- New gubernatorial chief of staff Sharon Rothwell continues a tradition of husband/wife teams in Engler administrations. The replacement for Dan Pero—whose wife served as director of state affairs—is the former director of the Office of the State Employer and is married to the CEO of the Michigan Jobs Commission. Top executive office staff reporting to Sharon Rothwell remain unchanged, although press secretary John Truscott assumes the additional title of communications director while former director Rusty Hills has been named public affairs director.
- At press time Thursday, pay raises of up to 15 percent for state department directors and other unclassified employees had not received the required approval of the House Appropriations Committee.

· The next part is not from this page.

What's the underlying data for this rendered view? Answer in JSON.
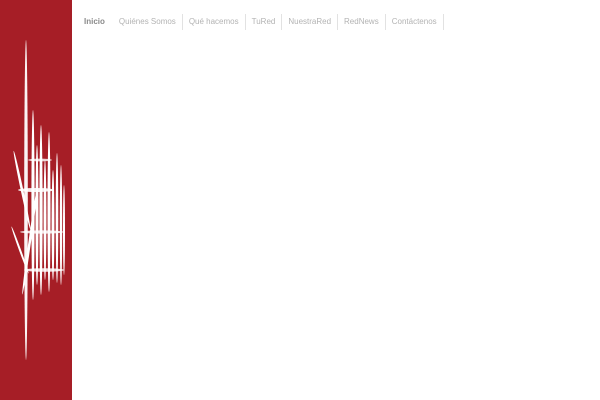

The governor’s requested fund transfer to implement the salary hikes for his top administrators needs approval from the appropriations panel in both chambers, not from the entire legislature. The Senate committee has given its nod to the proposal.
- When Congress reconvenes next month, it will contain the first Republican chairman from Michigan in 40 years. Rep. Peter Hoekstra of Holland will chair the Oversight and Investigations Subcommittee of the House Economic and Educational Opportunities Committee. In other committee assignments, GOP Rep. Joe Knollenberg of Bloomfield Hills has been appointed to the appropriations committee. Several key retirements and Republican control of Congress have diminished the state’s congressional committee clout from the past session, when Democratic Michigan delegation members chaired four committees and two subcommittees.
- Under a constitutionally mandated timetable, the 88th session of the Michigan legislature convenes on January 11. Regular publication of Roundup will resume on January 19.